What is the origin of the last name Latham?
Countries of origin for the last name Latham
Latham is a surname of English origin, primarily found in the United States and the United Kingdom. The name is a locational surname, derived from various places called Latham or similar variants, such as Letham or Leatham, which are scattered throughout England and Scotland. The meaning of the name is rooted in Old Norse and Old English, reflecting the migration and settlement patterns of the Anglo-Saxon and Viking populations.
The earliest recorded instances of the surname Latham date back to the 12th century in England, specifically in Kent and Lancashire. It is believed that the name originally referred to individuals who resided near a barn or a small farmstead. The etymology suggests that the name originates from the Old Norse word “hlatha,” meaning “a barn” or “a shelter,” which later evolved into the Middle English term “lathum.” This link to agricultural structures reflects the importance of farming and rural life in the medieval era.
Over time, the surname Latham spread beyond its original locations. It became more common in the north of England, particularly in Lancashire and Yorkshire, due to the movement and settlement of families. Historical records indicate that several prominent Latham families existed in these regions, contributing to local communities and holding positions of influence and authority.
Migration also played a significant role in the dissemination of the Latham surname. Numerous individuals bearing the name emigrated to the United States, mainly in the 17th and 18th centuries, as part of the broader movement of English settlers to the New World. As a result, Latham is now a relatively common surname in America, with concentrations in states such as Ohio, New York, and Virginia.
Notable individuals with the surname Latham have made significant contributions in various fields. Sir Thomas Latham, an English judge from the 14th century, is remembered for his legal knowledge and for serving as a Justice of the Common Pleas. William Latham, an English cricketer from the 19th century, achieved recognition as a talented sportsman.

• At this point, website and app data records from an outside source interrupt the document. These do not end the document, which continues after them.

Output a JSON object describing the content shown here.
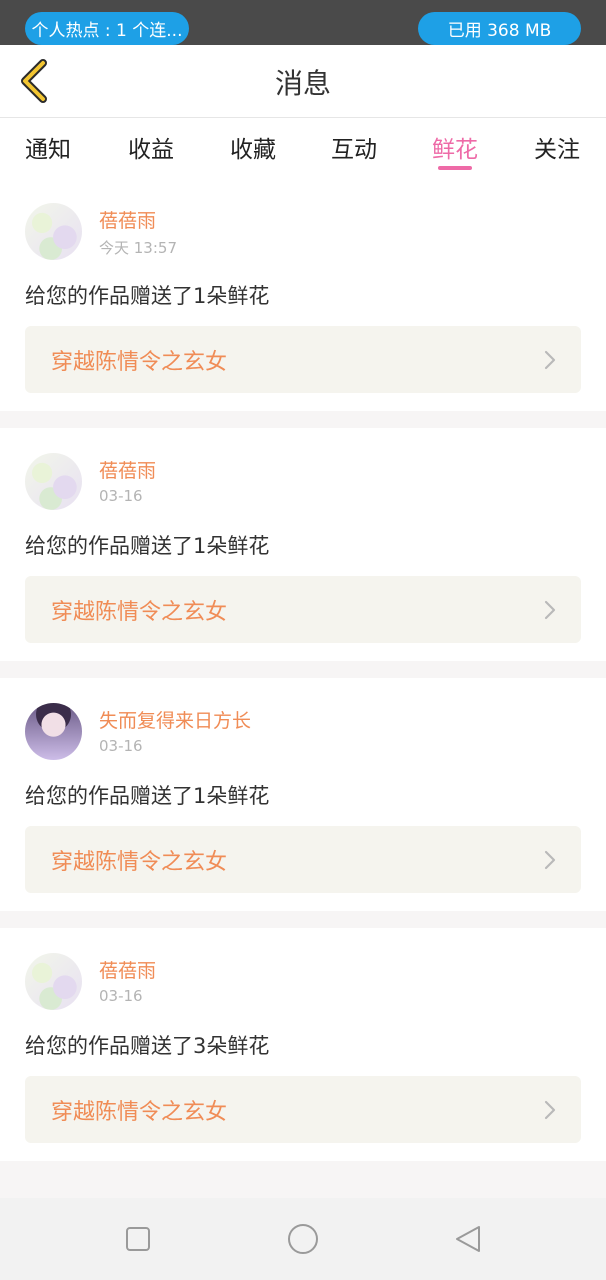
{
  "status_bar": {
    "hotspot": "个人热点 : 1 个连...",
    "memory": "已用 368 MB"
  },
  "header": {
    "title": "消息",
    "back_icon": "chevron-left-icon"
  },
  "tabs": [
    {
      "label": "通知"
    },
    {
      "label": "收益"
    },
    {
      "label": "收藏"
    },
    {
      "label": "互动"
    },
    {
      "label": "鲜花",
      "active": true
    },
    {
      "label": "关注"
    }
  ],
  "notifications": [
    {
      "user": "蓓蓓雨",
      "time": "今天 13:57",
      "message": "给您的作品赠送了1朵鲜花",
      "work": "穿越陈情令之玄女"
    },
    {
      "user": "蓓蓓雨",
      "time": "03-16",
      "message": "给您的作品赠送了1朵鲜花",
      "work": "穿越陈情令之玄女"
    },
    {
      "user": "失而复得来日方长",
      "time": "03-16",
      "message": "给您的作品赠送了1朵鲜花",
      "work": "穿越陈情令之玄女"
    },
    {
      "user": "蓓蓓雨",
      "time": "03-16",
      "message": "给您的作品赠送了3朵鲜花",
      "work": "穿越陈情令之玄女"
    }
  ],
  "colors": {
    "accent_pink": "#ee6aa7",
    "name_orange": "#f08c56",
    "status_blue": "#1ea0e6",
    "back_yellow": "#f2c531"
  },
  "nav_icons": [
    "square-icon",
    "circle-icon",
    "triangle-back-icon"
  ]
}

While the historical records provide valuable insights into the meaning and distribution of the surname Latham, significant gaps remain. Further research is required to fully uncover the intricate details of this surname and its diverse branches. The Latham name continues to be carried by numerous individuals today, symbolizing their ancestral connections and personal histories. Exploring the stories behind these names can shed light on the past and uncover the rich tapestry of human history.
Interesting facts about the last name Latham
- The surname Latham has English origins and is derived from the Old Norse personal name “Lathamar,” which combines the elements “hlaða” meaning “to load” and “marr” meaning “famous” or “renowned.”
- The Latham surname is primarily found in the United Kingdom, especially in England and Wales, where it has a long history dating back to medieval times.
- There are different variants of the Latham surname, including Lathem, Lathom, Laitham, Latham-Skelton, and others. These variations reflect regional accents and dialects.
- The Latham family name is also found in other countries, including the United States, Canada, Australia, and New Zealand, due to migration and colonization.
- In the United States, one notable individual with the surname Latham is Milton Latham, who served as the sixth Governor of California in 1860. He was also a United States Senator.
- The surname Latham is associated with various coat of arms designs, which vary depending on the specific branch of the family.
- Etymologists suggest that the meaning behind the personal name “Lathamar” might indicate an individual who was renowned for his strength or for carrying out important or weighty tasks.
- In addition to its use as a surname, Latham is also used as a given name for both males and females, although it is more common as a family name.
- The Latham surname has been recorded in various historical documents, including census records, parish registers, and land deeds, providing insight into the movement and lives of different Latham families throughout history.